In the developing mouse embryo, the transcription factor Runx1 is required for the formation of HSCs and their progenitors. In fact, Runx1 has been considered necessary for the emergence of HSC clusters from the haemogenic endothelium8. Chen et al.3(page 887) show that, within the endothelium, Runx1 expression is indeed essential for the formation of HSCs and their progenitors over a period of roughly 3 days during mouse embryonic development (embryonic days 8.25–11.5). Furthermore, in agreement with another recent report9, they show that most fetal liver cells and adult bone-marrow cells originate from the haemogenic endothelium.

Together, these studies1,2,3 provide substantial evidence that HSCs and their progenitor cells that populate the fetal liver and adult bone marrow originate from the differentiated endothelium that resides in the functional vasculature of the mouse conceptus. The focus can now turn to determining the intriguing molecular mechanisms involved, which might differ between the various embryonic sites of blood-cell production10. What's more, translation of this knowledge to the human system could be of great assistance in generating human HSCs from human ES cells, either by direct cell reprogramming11 or indirectly through induced pluripotent stem cells.

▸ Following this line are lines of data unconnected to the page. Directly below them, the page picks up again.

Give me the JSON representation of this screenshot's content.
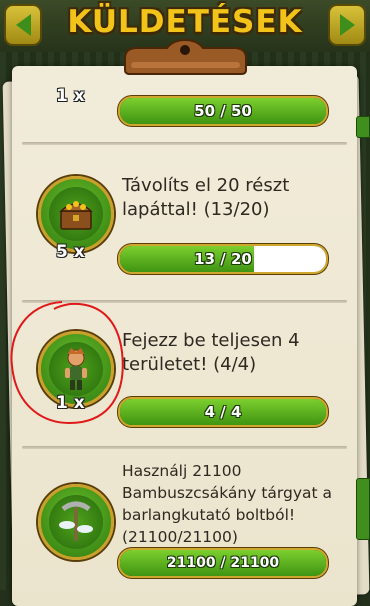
{
  "header": {
    "title": "KÜLDETÉSEK"
  },
  "quests": [
    {
      "count": "1 x",
      "progress_label": "50 / 50",
      "progress": 1.0,
      "icon": "reward-icon"
    },
    {
      "text": "Távolíts el 20 részt lapáttal! (13/20)",
      "count": "5 x",
      "progress_label": "13 / 20",
      "progress": 0.65,
      "icon": "treasure-chest-icon"
    },
    {
      "text": "Fejezz be teljesen 4 területet! (4/4)",
      "count": "1 x",
      "progress_label": "4 / 4",
      "progress": 1.0,
      "icon": "explorer-character-icon"
    },
    {
      "text": "Használj 21100 Bambuszcsákány tárgyat a barlangkutató boltból! (21100/21100)",
      "progress_label": "21100 / 21100",
      "progress": 1.0,
      "icon": "bamboo-pickaxe-icon"
    }
  ],
  "colors": {
    "accent_green": "#3f9412",
    "gold": "#d0a72e",
    "annotation_red": "#e01919"
  }
}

References

  1. 1

    Lancrin, C. et al. Nature 457, 892–895 (2009).

  2. 2

    Eilken, H. M., Nishikawa, S.-I. & Schroeder, T. Nature 457, 896–900 (2009).

  3. 3

    Chen, M. J., Yokomizo, T., Zeigler, B. M., Dzierzak, E. & Speck, N. A. Nature 457, 887–891 (2009).

  4. 4

    Choi, K., Kennedy, M., Kazarov, A., Papadimitriou, J. C. & Keller, G. Development 125, 725–732 (1998).

  5. 5

    Huber, T. L., Kouskoff, V., Fehling, H. J., Palis, J. & Keller, G. Nature 432, 625–630 (2004).

  6. 6

    Nishikawa, S. I. et al. Immunity 8, 761–769 (1998).

  7. 7

    de Bruijn, M. F. et al. Immunity 16, 673–683 (2002).

  8. 8

    Yokomizo, T. et al. Genes Cells 6, 13–23 (2001).

  9. 9

    Zovein, A. C. et al. Cell Stem Cell 3, 625–636 (2008).

  10. 10

    Dzierzak, E. & Speck, N. A. Nature Immunol. 9, 129–136 (2008).

  11. 11

    Gurdon, J. B. & Melton, D. A. Science 322, 1811–1815 (2008).

Download references

Author information

Rights and permissions

Reprints and Permissions

About this article

Cite this article

Yoshimoto, M., Yoder, M. Birth of the blood cell. Nature 457, 801–803 (2009) doi:10.1038/457801a

Download citation

Further reading

Comments

By submitting a comment you agree to abide by our Terms and Community Guidelines. If you find something abusive or that does not comply with our terms or guidelines please flag it as inappropriate.